## Problem to solve
The data must be returned in full and exactly as given.

## Data listing
● ● ● ● ● ● ●

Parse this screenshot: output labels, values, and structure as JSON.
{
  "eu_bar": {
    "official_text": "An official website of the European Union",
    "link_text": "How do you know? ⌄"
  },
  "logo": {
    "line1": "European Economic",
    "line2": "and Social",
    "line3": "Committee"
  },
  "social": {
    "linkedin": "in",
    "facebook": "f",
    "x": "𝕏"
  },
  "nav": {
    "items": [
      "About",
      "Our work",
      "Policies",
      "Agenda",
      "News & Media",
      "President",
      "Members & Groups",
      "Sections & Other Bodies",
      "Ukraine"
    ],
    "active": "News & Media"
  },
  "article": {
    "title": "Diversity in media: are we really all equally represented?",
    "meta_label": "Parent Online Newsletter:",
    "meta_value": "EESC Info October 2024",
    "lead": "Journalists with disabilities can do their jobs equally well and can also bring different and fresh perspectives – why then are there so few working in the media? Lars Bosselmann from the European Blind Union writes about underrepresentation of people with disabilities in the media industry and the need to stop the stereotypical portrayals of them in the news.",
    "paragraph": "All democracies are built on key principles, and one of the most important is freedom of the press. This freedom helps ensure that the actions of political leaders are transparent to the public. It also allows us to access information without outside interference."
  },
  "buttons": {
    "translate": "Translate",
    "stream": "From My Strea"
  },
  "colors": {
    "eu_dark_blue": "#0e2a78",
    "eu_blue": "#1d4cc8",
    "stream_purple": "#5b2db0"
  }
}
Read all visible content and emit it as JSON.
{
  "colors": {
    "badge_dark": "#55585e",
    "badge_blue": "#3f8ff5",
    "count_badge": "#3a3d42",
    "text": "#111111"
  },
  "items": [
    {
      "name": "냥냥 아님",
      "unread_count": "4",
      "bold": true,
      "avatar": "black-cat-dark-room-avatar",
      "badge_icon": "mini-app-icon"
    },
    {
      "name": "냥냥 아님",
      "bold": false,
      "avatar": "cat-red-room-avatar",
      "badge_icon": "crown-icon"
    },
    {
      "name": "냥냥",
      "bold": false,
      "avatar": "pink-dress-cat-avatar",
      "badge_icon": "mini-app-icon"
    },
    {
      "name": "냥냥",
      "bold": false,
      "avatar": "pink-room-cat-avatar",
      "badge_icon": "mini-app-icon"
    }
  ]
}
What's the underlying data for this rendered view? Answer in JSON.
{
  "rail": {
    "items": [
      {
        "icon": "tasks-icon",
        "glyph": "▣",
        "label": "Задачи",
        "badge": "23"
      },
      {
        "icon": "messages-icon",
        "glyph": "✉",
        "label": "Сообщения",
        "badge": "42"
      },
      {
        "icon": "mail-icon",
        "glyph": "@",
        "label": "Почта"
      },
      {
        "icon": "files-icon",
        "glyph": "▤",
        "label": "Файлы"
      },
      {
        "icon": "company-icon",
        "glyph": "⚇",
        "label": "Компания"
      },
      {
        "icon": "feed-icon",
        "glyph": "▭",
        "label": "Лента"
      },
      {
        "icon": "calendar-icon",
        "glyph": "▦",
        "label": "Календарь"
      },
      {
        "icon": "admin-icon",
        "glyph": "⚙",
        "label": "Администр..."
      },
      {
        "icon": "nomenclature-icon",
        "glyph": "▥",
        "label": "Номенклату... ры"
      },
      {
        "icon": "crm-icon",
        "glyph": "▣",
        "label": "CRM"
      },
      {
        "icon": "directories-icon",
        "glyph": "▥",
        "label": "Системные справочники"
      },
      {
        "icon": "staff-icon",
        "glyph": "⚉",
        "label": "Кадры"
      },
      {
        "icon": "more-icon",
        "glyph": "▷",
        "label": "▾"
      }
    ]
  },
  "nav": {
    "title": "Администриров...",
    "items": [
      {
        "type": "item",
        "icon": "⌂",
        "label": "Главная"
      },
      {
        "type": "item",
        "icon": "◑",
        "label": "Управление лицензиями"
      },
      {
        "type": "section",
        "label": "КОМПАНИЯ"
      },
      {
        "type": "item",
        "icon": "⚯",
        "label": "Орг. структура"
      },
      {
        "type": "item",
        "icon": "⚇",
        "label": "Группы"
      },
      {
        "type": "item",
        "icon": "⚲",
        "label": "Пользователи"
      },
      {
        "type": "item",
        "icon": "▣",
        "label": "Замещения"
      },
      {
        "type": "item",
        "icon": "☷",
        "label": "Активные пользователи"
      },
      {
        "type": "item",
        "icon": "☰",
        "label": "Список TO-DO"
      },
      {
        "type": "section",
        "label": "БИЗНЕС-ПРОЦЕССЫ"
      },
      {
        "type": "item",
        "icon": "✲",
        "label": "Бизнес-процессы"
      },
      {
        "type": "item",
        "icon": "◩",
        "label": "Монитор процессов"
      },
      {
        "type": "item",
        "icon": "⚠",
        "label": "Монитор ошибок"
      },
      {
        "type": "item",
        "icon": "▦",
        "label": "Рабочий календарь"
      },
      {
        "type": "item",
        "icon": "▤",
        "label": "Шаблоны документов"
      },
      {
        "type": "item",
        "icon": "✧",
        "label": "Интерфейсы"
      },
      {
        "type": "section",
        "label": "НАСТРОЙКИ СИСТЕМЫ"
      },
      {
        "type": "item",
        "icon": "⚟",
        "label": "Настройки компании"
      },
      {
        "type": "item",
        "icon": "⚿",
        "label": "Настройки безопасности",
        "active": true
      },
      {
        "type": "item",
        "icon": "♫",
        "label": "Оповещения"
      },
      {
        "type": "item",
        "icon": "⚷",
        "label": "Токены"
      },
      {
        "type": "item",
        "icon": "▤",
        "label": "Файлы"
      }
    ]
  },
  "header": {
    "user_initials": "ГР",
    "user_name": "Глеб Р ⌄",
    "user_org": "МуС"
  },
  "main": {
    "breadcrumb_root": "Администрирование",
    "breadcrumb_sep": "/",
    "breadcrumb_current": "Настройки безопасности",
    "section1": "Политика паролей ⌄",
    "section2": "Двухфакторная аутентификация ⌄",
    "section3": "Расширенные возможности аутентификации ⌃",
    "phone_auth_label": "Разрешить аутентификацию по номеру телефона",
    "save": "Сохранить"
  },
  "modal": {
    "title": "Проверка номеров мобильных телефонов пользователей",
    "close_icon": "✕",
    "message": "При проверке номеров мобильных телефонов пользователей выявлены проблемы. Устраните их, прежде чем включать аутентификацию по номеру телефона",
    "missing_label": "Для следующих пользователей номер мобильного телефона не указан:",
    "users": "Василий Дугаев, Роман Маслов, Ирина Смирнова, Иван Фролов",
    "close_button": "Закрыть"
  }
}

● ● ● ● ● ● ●

## Solved problem
Parse this screenshot: output labels, values, and structure as JSON.
{
  "eu_bar": {
    "official_text": "An official website of the European Union",
    "link_text": "How do you know? ⌄"
  },
  "logo": {
    "line1": "European Economic",
    "line2": "and Social",
    "line3": "Committee"
  },
  "social": {
    "linkedin": "in",
    "facebook": "f",
    "x": "𝕏"
  },
  "nav": {
    "items": [
      "About",
      "Our work",
      "Policies",
      "Agenda",
      "News & Media",
      "President",
      "Members & Groups",
      "Sections & Other Bodies",
      "Ukraine"
    ],
    "active": "News & Media"
  },
  "article": {
    "title": "Diversity in media: are we really all equally represented?",
    "meta_label": "Parent Online Newsletter:",
    "meta_value": "EESC Info October 2024",
    "lead": "Journalists with disabilities can do their jobs equally well and can also bring different and fresh perspectives – why then are there so few working in the media? Lars Bosselmann from the European Blind Union writes about underrepresentation of people with disabilities in the media industry and the need to stop the stereotypical portrayals of them in the news.",
    "paragraph": "All democracies are built on key principles, and one of the most important is freedom of the press. This freedom helps ensure that the actions of political leaders are transparent to the public. It also allows us to access information without outside interference."
  },
  "buttons": {
    "translate": "Translate",
    "stream": "From My Strea"
  },
  "colors": {
    "eu_dark_blue": "#0e2a78",
    "eu_blue": "#1d4cc8",
    "stream_purple": "#5b2db0"
  }
}
Read all visible content and emit it as JSON.
{
  "colors": {
    "badge_dark": "#55585e",
    "badge_blue": "#3f8ff5",
    "count_badge": "#3a3d42",
    "text": "#111111"
  },
  "items": [
    {
      "name": "냥냥 아님",
      "unread_count": "4",
      "bold": true,
      "avatar": "black-cat-dark-room-avatar",
      "badge_icon": "mini-app-icon"
    },
    {
      "name": "냥냥 아님",
      "bold": false,
      "avatar": "cat-red-room-avatar",
      "badge_icon": "crown-icon"
    },
    {
      "name": "냥냥",
      "bold": false,
      "avatar": "pink-dress-cat-avatar",
      "badge_icon": "mini-app-icon"
    },
    {
      "name": "냥냥",
      "bold": false,
      "avatar": "pink-room-cat-avatar",
      "badge_icon": "mini-app-icon"
    }
  ]
}
What's the underlying data for this rendered view? Answer in JSON.
{
  "rail": {
    "items": [
      {
        "icon": "tasks-icon",
        "glyph": "▣",
        "label": "Задачи",
        "badge": "23"
      },
      {
        "icon": "messages-icon",
        "glyph": "✉",
        "label": "Сообщения",
        "badge": "42"
      },
      {
        "icon": "mail-icon",
        "glyph": "@",
        "label": "Почта"
      },
      {
        "icon": "files-icon",
        "glyph": "▤",
        "label": "Файлы"
      },
      {
        "icon": "company-icon",
        "glyph": "⚇",
        "label": "Компания"
      },
      {
        "icon": "feed-icon",
        "glyph": "▭",
        "label": "Лента"
      },
      {
        "icon": "calendar-icon",
        "glyph": "▦",
        "label": "Календарь"
      },
      {
        "icon": "admin-icon",
        "glyph": "⚙",
        "label": "Администр..."
      },
      {
        "icon": "nomenclature-icon",
        "glyph": "▥",
        "label": "Номенклату... ры"
      },
      {
        "icon": "crm-icon",
        "glyph": "▣",
        "label": "CRM"
      },
      {
        "icon": "directories-icon",
        "glyph": "▥",
        "label": "Системные справочники"
      },
      {
        "icon": "staff-icon",
        "glyph": "⚉",
        "label": "Кадры"
      },
      {
        "icon": "more-icon",
        "glyph": "▷",
        "label": "▾"
      }
    ]
  },
  "nav": {
    "title": "Администриров...",
    "items": [
      {
        "type": "item",
        "icon": "⌂",
        "label": "Главная"
      },
      {
        "type": "item",
        "icon": "◑",
        "label": "Управление лицензиями"
      },
      {
        "type": "section",
        "label": "КОМПАНИЯ"
      },
      {
        "type": "item",
        "icon": "⚯",
        "label": "Орг. структура"
      },
      {
        "type": "item",
        "icon": "⚇",
        "label": "Группы"
      },
      {
        "type": "item",
        "icon": "⚲",
        "label": "Пользователи"
      },
      {
        "type": "item",
        "icon": "▣",
        "label": "Замещения"
      },
      {
        "type": "item",
        "icon": "☷",
        "label": "Активные пользователи"
      },
      {
        "type": "item",
        "icon": "☰",
        "label": "Список TO-DO"
      },
      {
        "type": "section",
        "label": "БИЗНЕС-ПРОЦЕССЫ"
      },
      {
        "type": "item",
        "icon": "✲",
        "label": "Бизнес-процессы"
      },
      {
        "type": "item",
        "icon": "◩",
        "label": "Монитор процессов"
      },
      {
        "type": "item",
        "icon": "⚠",
        "label": "Монитор ошибок"
      },
      {
        "type": "item",
        "icon": "▦",
        "label": "Рабочий календарь"
      },
      {
        "type": "item",
        "icon": "▤",
        "label": "Шаблоны документов"
      },
      {
        "type": "item",
        "icon": "✧",
        "label": "Интерфейсы"
      },
      {
        "type": "section",
        "label": "НАСТРОЙКИ СИСТЕМЫ"
      },
      {
        "type": "item",
        "icon": "⚟",
        "label": "Настройки компании"
      },
      {
        "type": "item",
        "icon": "⚿",
        "label": "Настройки безопасности",
        "active": true
      },
      {
        "type": "item",
        "icon": "♫",
        "label": "Оповещения"
      },
      {
        "type": "item",
        "icon": "⚷",
        "label": "Токены"
      },
      {
        "type": "item",
        "icon": "▤",
        "label": "Файлы"
      }
    ]
  },
  "header": {
    "user_initials": "ГР",
    "user_name": "Глеб Р ⌄",
    "user_org": "МуС"
  },
  "main": {
    "breadcrumb_root": "Администрирование",
    "breadcrumb_sep": "/",
    "breadcrumb_current": "Настройки безопасности",
    "section1": "Политика паролей ⌄",
    "section2": "Двухфакторная аутентификация ⌄",
    "section3": "Расширенные возможности аутентификации ⌃",
    "phone_auth_label": "Разрешить аутентификацию по номеру телефона",
    "save": "Сохранить"
  },
  "modal": {
    "title": "Проверка номеров мобильных телефонов пользователей",
    "close_icon": "✕",
    "message": "При проверке номеров мобильных телефонов пользователей выявлены проблемы. Устраните их, прежде чем включать аутентификацию по номеру телефона",
    "missing_label": "Для следующих пользователей номер мобильного телефона не указан:",
    "users": "Василий Дугаев, Роман Маслов, Ирина Смирнова, Иван Фролов",
    "close_button": "Закрыть"
  }
}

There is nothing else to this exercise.